Ichthyophthiriasis can be treated with medications that are available from your local pet store or aquarium supply store.
Ichthyobodosis disease, also known as costiasis, is a disease that affects the skin of fish. The disease is caused by the Ichthyobodo necatrix (fresh water and Ichthyobodo salmonis (marine water) and is characterized by the formation of white spots on the fish’s skin.
The spots are usually circular in shape and can range in size from a few millimeters to several centimeters.
Ichthyobodosis is a serious disease that can lead to death in fish if left untreated. Early diagnosis and treatment are essential for the successful management of this disease.
This disease is caused by an increase in mucus on the surface of the fish, and results in a soft grayish white film. While it is not necessarily harmful to the fish itself, it can be unsightly and may cause stress.
If you notice these symptoms in your fish, be sure to monitor them closely and consult a veterinarian if necessary.
Trichodiniasis is a common parasitic infection of freshwater fish. This disease is caused by a parasite called Trichodina, which attaches to the fish and secretes a cream-colored coating.
The parasite attaches to the fish’s fin and gill and feeds on its blood, causing irritation and spots to form on the fish’s body. In severe cases, the parasites can cause death.
Trichodiniasis is a disease that affects fish and can be identified by darkness of the skin, whitish areas in the gills, and a pale tail. This disease can be fatal to fish if left untreated.
Trichodiniasis is most commonly seen in aquarium fish, but can also affect wild fish populations. The parasite is spread through contaminated water or by contact with infected fish.
To prevent the spread of trichodiniasis, it is important to quarantine new fish before adding them to an established aquarium and to clean all equipment thoroughly between uses.
Argulosis is a parasitic infection that affects fish. The parasites attach themselves to the fish and feed on their blood. This can cause the fish to scratch against rocks and other objects in an attempt to remove the parasites.
The infection can also cause the tissue around the point of infection to become red and inflamed. In some cases, the fish may secrete mucus as a result of the infection.

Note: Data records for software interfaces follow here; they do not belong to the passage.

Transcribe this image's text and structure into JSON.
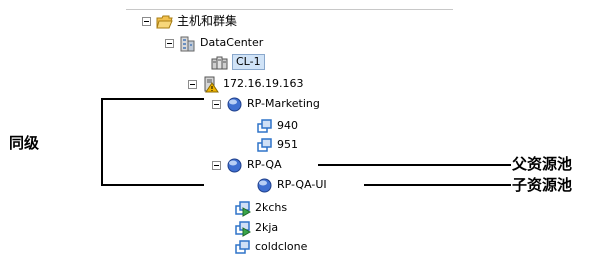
{
  "tree": {
    "root": "主机和群集",
    "datacenter": "DataCenter",
    "cluster": "CL-1",
    "host": "172.16.19.163",
    "pool1": "RP-Marketing",
    "vm_940": "940",
    "vm_951": "951",
    "pool2": "RP-QA",
    "child_pool": "RP-QA-UI",
    "vm_2kchs": "2kchs",
    "vm_2kja": "2kja",
    "vm_coldclone": "coldclone"
  },
  "annotations": {
    "sibling": "同级",
    "parent_pool": "父资源池",
    "child_pool": "子资源池"
  },
  "colors": {
    "selection": "#d0e3f7",
    "folder": "#f2c14e",
    "pool": "#3f6fd1",
    "vm": "#2f73c9",
    "vm_running": "#3aa64a",
    "warning": "#f0b400"
  }
}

Lernaeasis is a parasitic infection that affects fish. The parasite attaches itself to the fish’s skin and fins, and can cause extensive damage. Lernaeasis can lead to death in severe cases.
The etiological agents are Lernaea cyprinacea, L. esocine, and L. carassii. These parasites attach themselves to the fish and feed on their blood.
This can cause anemia and death in affected fish. Lernaesis is most commonly seen in freshwater aquariums and ponds, but can also occur in saltwater systems.
To prevent lernaesis, it is important to practice good aquarium maintenance and to quarantine new fish before adding them to your system.
The best way to prevent lernaeasis is to maintain a clean aquarium. Be sure to remove any dead or decaying matter from the tank, and keep the water quality high.
Factor Causing Parasitic Diseases
A fish may become infected with a parasitic disease when it comes in contact with contaminated water. The most common types of parasites that affect fish are protozoans, worms, and leeches. These parasites can cause a variety of diseases, some of which may be deadly. It is important to be aware of the signs and symptoms of these diseases so that you can take steps to prevent them from affecting your fish.